In his new book, Philadelphia, Corrupt and Consenting: A City’s Struggle against an Epithet, Rhawnhurst native Brett Mandel defines corruption in the city as putting private gain before the public good.
And while Mandel offers countless examples of corruption over many decades, it was the recent reconstruction of I-95 – which happened after the book was published – that gives him some hope.
“We can do things,” he said. “We’re not powerless.”
The book title is a play on a comment made more than a century ago by muckraking journalist Lincoln Steffens, who derided Philadelphia as being “corrupt and contented.”
Mandel, a 1987 graduate of Northeast High School, is a consultant and civic activist who formerly served as Director of Financial and Policy Analysis for the Office of the Philadelphia City Controller.

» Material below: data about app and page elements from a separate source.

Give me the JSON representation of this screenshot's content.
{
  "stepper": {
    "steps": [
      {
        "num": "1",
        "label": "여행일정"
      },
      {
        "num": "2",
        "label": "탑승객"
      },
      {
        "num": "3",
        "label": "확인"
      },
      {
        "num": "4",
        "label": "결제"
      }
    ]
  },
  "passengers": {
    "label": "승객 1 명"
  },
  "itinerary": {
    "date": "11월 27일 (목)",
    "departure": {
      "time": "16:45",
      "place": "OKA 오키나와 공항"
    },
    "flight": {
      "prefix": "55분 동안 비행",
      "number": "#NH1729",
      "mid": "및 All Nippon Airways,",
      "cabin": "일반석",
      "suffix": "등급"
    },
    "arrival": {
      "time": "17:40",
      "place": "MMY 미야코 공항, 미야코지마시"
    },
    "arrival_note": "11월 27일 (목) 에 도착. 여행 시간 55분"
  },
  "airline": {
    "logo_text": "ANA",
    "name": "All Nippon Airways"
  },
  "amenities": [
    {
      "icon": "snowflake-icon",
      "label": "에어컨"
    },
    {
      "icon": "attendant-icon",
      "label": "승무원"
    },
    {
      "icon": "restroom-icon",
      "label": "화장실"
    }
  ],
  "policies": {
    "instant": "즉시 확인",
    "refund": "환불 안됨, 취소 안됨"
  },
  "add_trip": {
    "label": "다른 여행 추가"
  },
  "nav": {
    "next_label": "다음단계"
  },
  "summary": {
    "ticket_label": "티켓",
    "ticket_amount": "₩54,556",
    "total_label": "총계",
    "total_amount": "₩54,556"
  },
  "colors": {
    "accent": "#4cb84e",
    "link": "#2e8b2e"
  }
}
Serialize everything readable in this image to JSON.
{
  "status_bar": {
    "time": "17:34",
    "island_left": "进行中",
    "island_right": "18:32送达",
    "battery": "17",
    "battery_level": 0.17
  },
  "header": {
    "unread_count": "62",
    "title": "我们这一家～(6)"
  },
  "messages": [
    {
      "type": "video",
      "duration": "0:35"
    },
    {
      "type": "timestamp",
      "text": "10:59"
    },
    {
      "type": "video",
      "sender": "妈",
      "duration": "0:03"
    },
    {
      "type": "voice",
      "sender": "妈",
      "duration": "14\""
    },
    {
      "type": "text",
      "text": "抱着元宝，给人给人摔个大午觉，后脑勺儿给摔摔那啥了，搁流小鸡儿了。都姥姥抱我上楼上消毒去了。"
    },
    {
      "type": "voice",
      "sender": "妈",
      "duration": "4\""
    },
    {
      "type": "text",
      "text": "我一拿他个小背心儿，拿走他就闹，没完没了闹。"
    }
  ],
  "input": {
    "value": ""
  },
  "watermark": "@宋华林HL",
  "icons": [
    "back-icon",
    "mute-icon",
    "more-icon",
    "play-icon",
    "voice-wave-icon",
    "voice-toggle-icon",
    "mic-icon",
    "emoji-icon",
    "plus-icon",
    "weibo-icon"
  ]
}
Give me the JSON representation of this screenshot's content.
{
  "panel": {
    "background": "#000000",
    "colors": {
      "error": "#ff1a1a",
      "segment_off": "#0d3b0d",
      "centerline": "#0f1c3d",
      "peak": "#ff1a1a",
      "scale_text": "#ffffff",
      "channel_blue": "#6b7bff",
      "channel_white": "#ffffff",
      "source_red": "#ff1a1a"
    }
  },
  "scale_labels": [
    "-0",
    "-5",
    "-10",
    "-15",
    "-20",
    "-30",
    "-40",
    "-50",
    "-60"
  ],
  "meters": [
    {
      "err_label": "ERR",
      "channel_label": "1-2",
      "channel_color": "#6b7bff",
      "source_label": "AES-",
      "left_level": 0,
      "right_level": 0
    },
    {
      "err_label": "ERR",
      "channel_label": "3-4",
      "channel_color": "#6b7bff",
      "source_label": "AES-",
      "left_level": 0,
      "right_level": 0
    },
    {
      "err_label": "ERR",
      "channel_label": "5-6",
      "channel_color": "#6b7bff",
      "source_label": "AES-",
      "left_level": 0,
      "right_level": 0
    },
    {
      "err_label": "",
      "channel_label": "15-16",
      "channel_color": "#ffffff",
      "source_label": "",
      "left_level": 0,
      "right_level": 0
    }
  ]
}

He also twice ran for controller, losing to incumbent Alan Butkovitz in 2009 and 2013.
A Fitler Square resident, he writes that Philadelphia suffers from inefficiency and incompetence. He cites potholes, bad schools, violent crime, taxes, poverty, dirty streets, a go-along-to-get-along style of governing, councilmanic privilege and City Council’s annual summer vacation.
The author sees the book as a critique and a call to action, believing higher voter turnout could lead to positive change.
“If you read this book,” he said, “hopefully you agree something different must happen in the future.”
The book chronicles corruption scandals involving politicos such as John Dougherty, Bobby Henon, Rick Mariano and Vince Fumo.
After Henon, a city councilman, was indicted, state Rep. Jared Solomon was the only elected official who called on him to resign.
“It’s so rare for anybody to speak up,” Mandel said. “That’s the problem I identify in the entire book.”
After the guilty verdicts in Henon’s case, Maria Quinones Sanchez was his only colleague who called on him to resign.
“Everybody else had nothing to say about it,” Mandel said.
The book even goes back to the early 1900s, when insiders bought up cheap farmland just before plans were introduced in City Council to build the Boulevard.
“This has been going on a long time,” Mandel said of insider dealings.
Dozens have crossed the line to the extent that they have landed in the “70th Ward” – prison – for their actions.
Mandel discusses a couple of elections, including the 2003 mayoral race, a rematch between incumbent John Street and Sam Katz. The race was competitive when, a month before the election, an FBI listening device was discovered in City Hall. Democrats falsely blamed the Bush administration for ordering placement of the listening device, and Street went on to win by 17 percentage points. Street was never charged with a crime, though others in city government were later convicted in a pay-to-play investigation.
Ten years earlier, there was a special election in the 2nd Senatorial District. In that race, the Democrat prevailed on election day, thanks to a big advantage in absentee ballots. But a federal judge later ruled that the absentee ballots were misused, and awarded the race to the Republican, Bruce Marks.
In 2020, Donald Trump cited the Marks case when he contested the vote count in Philadelphia, declaring, “Bad things happen in Philadelphia.” And while Mandel believes the 2020 presidential election in Philadelphia was above board, he said some Trump supporters believe it wasn’t, due, in part, to Trump’s citing of the 1993 election scandal.
So, what does Mandel believe needs to be done to improve the way Philadelphia operates?
The author would like to make the offices of city election commissioner, sheriff and register of wills appointed, not elected.
He’d also like to see judges appointed, not elected, contending that voters generally don’t know much about the candidates and many attorneys are turned off by the amount of money needed to pay powerbrokers to win an election.
“You don’t get the best and brightest,” Mandel said of judicial elections.
Mandel would also like to ban private gifts for public officials, ban elected officials and high government officials from outside employment, implement term limits and redraw legislative district and ward and division boundaries.
Is he hopeful that any of his suggested improvements will happen?
No, he said, citing low turnout in the recent mayoral primary and the fact that corruption was not a top issue for the candidates.
The book is available at Temple University Press, Amazon and bookstores. Order it at https://tupress.temple.edu/books/philadelphia-corrupt-and-consenting. ••